• WORK INSTRUCTIONS: Your answer must be an exact repeat of the lines from the one containing "Give me the" through the last line of the records, both included, with no pictures.

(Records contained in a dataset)
-------------------------
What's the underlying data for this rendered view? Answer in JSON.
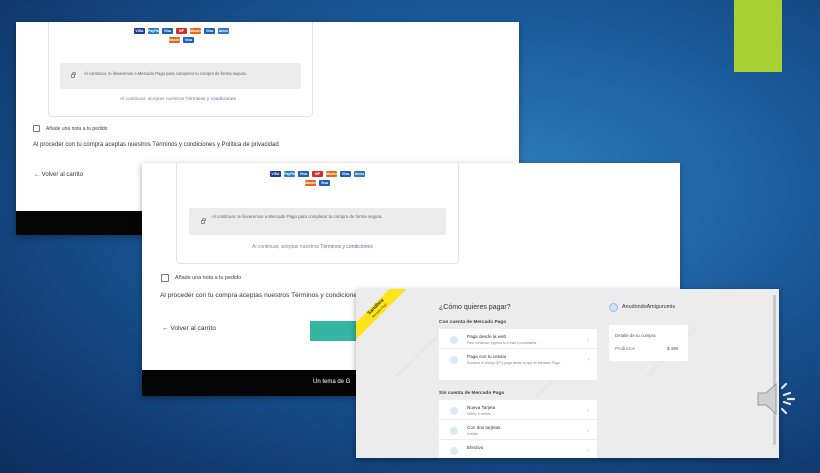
{
  "screenshot1": {
    "card_logos": [
      "VISA",
      "PayPal",
      "Visa",
      "MP",
      "Master",
      "Visa",
      "Amex",
      "Master",
      "Visa"
    ],
    "redirect_note": "Al continuar, te llevaremos a Mercado Pago para completar tu compra de forma segura.",
    "terms_prefix": "Al continuar, aceptas nuestros",
    "terms_link": "Términos y condiciones",
    "add_note_label": "Añade una nota a tu pedido",
    "legal_text": "Al proceder con tu compra aceptas nuestros Términos y condiciones y Política de privacidad",
    "back_link": "← Volver al carrito"
  },
  "screenshot2": {
    "card_logos": [
      "VISA",
      "PayPal",
      "Visa",
      "MP",
      "Master",
      "Visa",
      "Amex",
      "Master",
      "Visa"
    ],
    "redirect_note": "Al continuar, te llevaremos a Mercado Pago para completar tu compra de forma segura.",
    "terms_prefix": "Al continuar, aceptas nuestros",
    "terms_link": "Términos y condiciones",
    "add_note_label": "Añade una nota a tu pedido",
    "legal_text": "Al proceder con tu compra aceptas nuestros Términos y condicione",
    "back_link": "← Volver al carrito",
    "footer_text": "Un tema de G"
  },
  "mercadopago": {
    "sandbox_label": "Sandbox",
    "sandbox_sub": "Mercado Pago",
    "question": "¿Cómo quieres pagar?",
    "with_account_title": "Con cuenta de Mercado Pago",
    "with_account_rows": [
      {
        "title": "Paga desde la web",
        "subtitle": "Para continuar, ingresa tu e-mail y contraseña."
      },
      {
        "title": "Paga con tu celular",
        "subtitle": "Escanea el código QR y paga desde la app de Mercado Pago."
      }
    ],
    "without_account_title": "Sin cuenta de Mercado Pago",
    "without_account_rows": [
      {
        "title": "Nueva Tarjeta",
        "subtitle": "Débito o crédito"
      },
      {
        "title": "Con dos tarjetas",
        "subtitle": "Crédito"
      },
      {
        "title": "Efectivo",
        "subtitle": ""
      }
    ],
    "store_name": "AnudondoAmigurumis",
    "purchase_detail": "Detalle de tu compra",
    "products_label": "Productos",
    "products_value": "$ 498",
    "watermark": "Sandbox de Mercado Pago"
  },
  "colors": {
    "accent": "#a8cf33",
    "link": "#7b5ea8",
    "button": "#35b6a3",
    "sandbox": "#ffe41a"
  }
}
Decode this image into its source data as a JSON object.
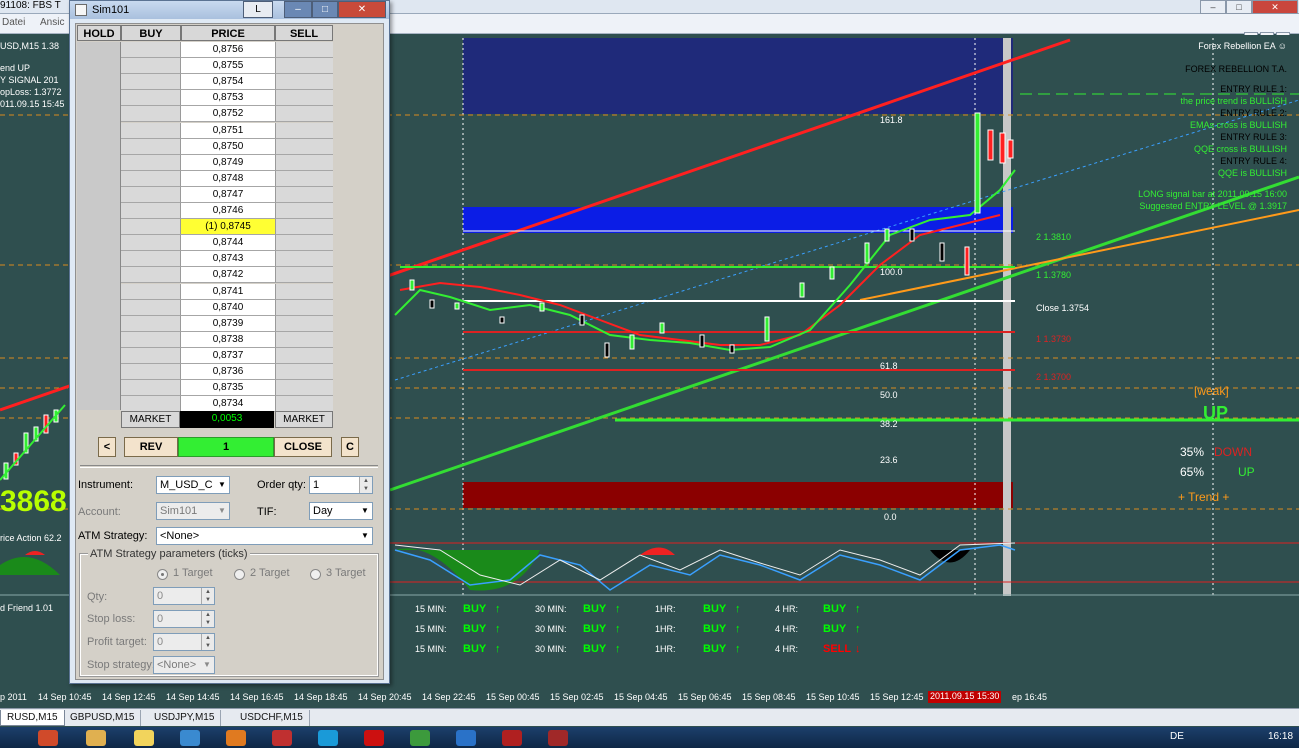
{
  "platform": {
    "title": "91108: FBS T",
    "menu": [
      "Datei",
      "Ansic"
    ],
    "left_info": {
      "symbol": "USD,M15  1.38",
      "trend": "end UP",
      "signal": "Y SIGNAL  201",
      "stoploss": "opLoss: 1.3772",
      "date": "011.09.15 15:45",
      "big_price": "3868",
      "price_action": "rice Action 62.2",
      "friend": "d Friend 1.01"
    }
  },
  "dom": {
    "title": "Sim101",
    "ctrl_l": "L",
    "headers": {
      "hold": "HOLD",
      "buy": "BUY",
      "price": "PRICE",
      "sell": "SELL"
    },
    "prices": [
      "0,8756",
      "0,8755",
      "0,8754",
      "0,8753",
      "0,8752",
      "0,8751",
      "0,8750",
      "0,8749",
      "0,8748",
      "0,8747",
      "0,8746",
      "(1) 0,8745",
      "0,8744",
      "0,8743",
      "0,8742",
      "0,8741",
      "0,8740",
      "0,8739",
      "0,8738",
      "0,8737",
      "0,8736",
      "0,8735",
      "0,8734"
    ],
    "current_index": 11,
    "market_buy": "MARKET",
    "market_sell": "MARKET",
    "pnl": "0,0053",
    "btn_left": "<",
    "btn_rev": "REV",
    "qty": "1",
    "btn_close": "CLOSE",
    "btn_c": "C",
    "instrument_label": "Instrument:",
    "instrument_value": "M_USD_C",
    "order_qty_label": "Order qty:",
    "order_qty_value": "1",
    "account_label": "Account:",
    "account_value": "Sim101",
    "tif_label": "TIF:",
    "tif_value": "Day",
    "atm_label": "ATM Strategy:",
    "atm_value": "<None>",
    "atm_params_title": "ATM Strategy parameters (ticks)",
    "targets": [
      "1 Target",
      "2 Target",
      "3 Target"
    ],
    "qty_label": "Qty:",
    "qty_value": "0",
    "stop_loss_label": "Stop loss:",
    "stop_loss_value": "0",
    "profit_target_label": "Profit target:",
    "profit_target_value": "0",
    "stop_strategy_label": "Stop strategy:",
    "stop_strategy_value": "<None>"
  },
  "chart": {
    "levels": {
      "fib_161": "161.8",
      "fib_100": "100.0",
      "fib_61": "61.8",
      "fib_50": "50.0",
      "fib_38": "38.2",
      "fib_23": "23.6",
      "fib_0": "0.0",
      "r2": "2 1.3810",
      "r1": "1 1.3780",
      "close": "Close  1.3754",
      "s1": "1 1.3730",
      "s2": "2 1.3700"
    },
    "ea": {
      "name": "Forex Rebellion EA ☺",
      "header": "FOREX REBELLION T.A.",
      "rule1": "ENTRY RULE 1:",
      "rule1_text": "the price trend is BULLISH",
      "rule2": "ENTRY RULE 2:",
      "rule2_text": "EMAs cross is BULLISH",
      "rule3": "ENTRY RULE 3:",
      "rule3_text": "QQE cross is BULLISH",
      "rule4": "ENTRY RULE 4:",
      "rule4_text": "QQE is BULLISH",
      "signal": "LONG signal bar at 2011.09.15 16:00",
      "entry": "Suggested ENTRY LEVEL @ 1.3917"
    },
    "strength": {
      "weak": "[weak]",
      "up": "UP",
      "down_pct": "35%",
      "down": "DOWN",
      "up_pct": "65%",
      "up2": "UP",
      "trend": "+   Trend   +"
    },
    "mtf": [
      [
        {
          "tf": "15 MIN:",
          "sig": "BUY"
        },
        {
          "tf": "30 MIN:",
          "sig": "BUY"
        },
        {
          "tf": "1HR:",
          "sig": "BUY"
        },
        {
          "tf": "4 HR:",
          "sig": "BUY"
        }
      ],
      [
        {
          "tf": "15 MIN:",
          "sig": "BUY"
        },
        {
          "tf": "30 MIN:",
          "sig": "BUY"
        },
        {
          "tf": "1HR:",
          "sig": "BUY"
        },
        {
          "tf": "4 HR:",
          "sig": "BUY"
        }
      ],
      [
        {
          "tf": "15 MIN:",
          "sig": "BUY"
        },
        {
          "tf": "30 MIN:",
          "sig": "BUY"
        },
        {
          "tf": "1HR:",
          "sig": "BUY"
        },
        {
          "tf": "4 HR:",
          "sig": "SELL"
        }
      ]
    ],
    "time_labels": [
      "p 2011",
      "14 Sep 10:45",
      "14 Sep 12:45",
      "14 Sep 14:45",
      "14 Sep 16:45",
      "14 Sep 18:45",
      "14 Sep 20:45",
      "14 Sep 22:45",
      "15 Sep 00:45",
      "15 Sep 02:45",
      "15 Sep 04:45",
      "15 Sep 06:45",
      "15 Sep 08:45",
      "15 Sep 10:45",
      "15 Sep 12:45"
    ],
    "time_marker": "2011.09.15 15:30",
    "time_last": "ep 16:45"
  },
  "tabs": [
    "RUSD,M15",
    "GBPUSD,M15",
    "USDJPY,M15",
    "USDCHF,M15"
  ],
  "tray": {
    "lang": "DE",
    "clock": "16:18"
  },
  "colors": {
    "chart_bg": "#2f4f4f",
    "bull": "#00ff00",
    "bear": "#ff0000",
    "pnl_bg": "#000000",
    "qty_bar": "#33ee33"
  }
}
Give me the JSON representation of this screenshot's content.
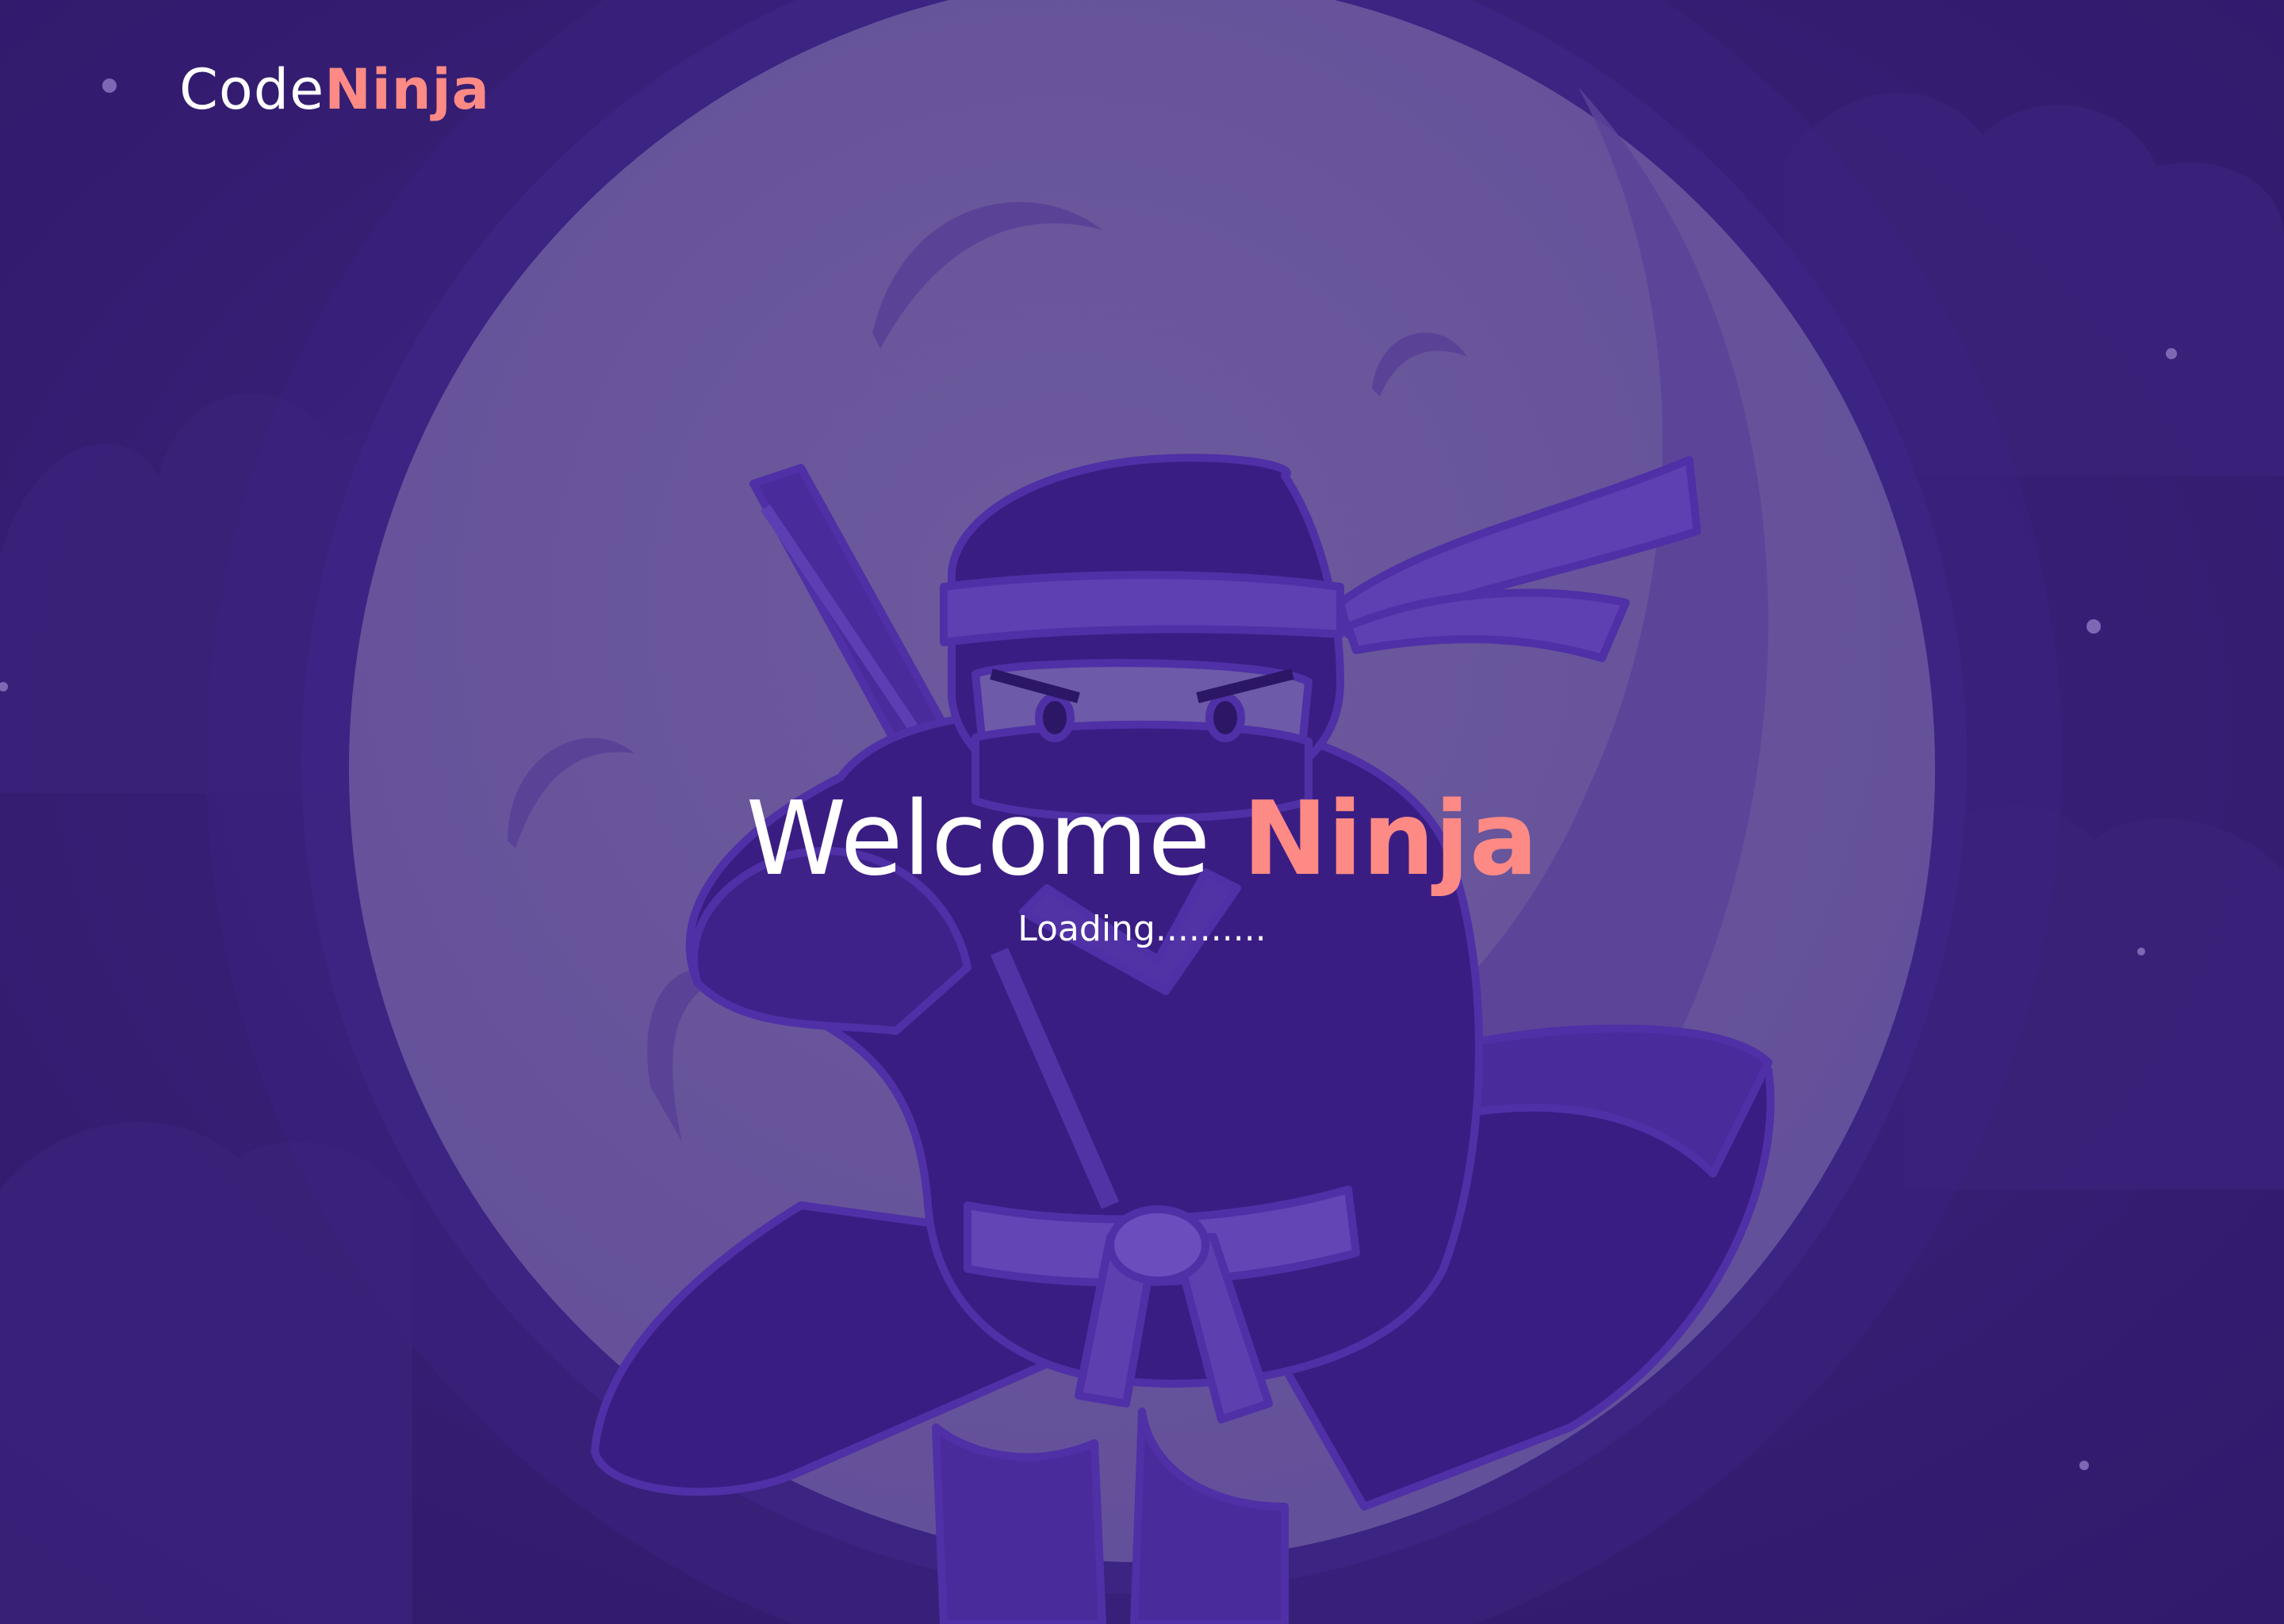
{
  "brand": {
    "part_a": "Code",
    "part_b": "Ninja"
  },
  "hero": {
    "welcome_word": "Welcome",
    "highlight_word": "Ninja",
    "loading_text": "Loading.........."
  },
  "colors": {
    "background": "#341c72",
    "moon": "#6a5699",
    "moon_halo": "#3f2683",
    "ninja_body": "#3d1f86",
    "ninja_outline": "#4a2b9c",
    "accent": "#fd8a85",
    "text": "#ffffff"
  },
  "illustration": {
    "icon": "ninja-mascot-illustration"
  }
}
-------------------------
• WRITTEN REPLY:
Give me the JSON representation of this screenshot's content.
{
  "brand": {
    "part_a": "Code",
    "part_b": "Ninja"
  },
  "hero": {
    "welcome_word": "Welcome",
    "highlight_word": "Ninja",
    "loading_text": "Loading.........."
  },
  "colors": {
    "background": "#341c72",
    "moon": "#6a5699",
    "moon_halo": "#3f2683",
    "ninja_body": "#3d1f86",
    "ninja_outline": "#4a2b9c",
    "accent": "#fd8a85",
    "text": "#ffffff"
  },
  "illustration": {
    "icon": "ninja-mascot-illustration"
  }
}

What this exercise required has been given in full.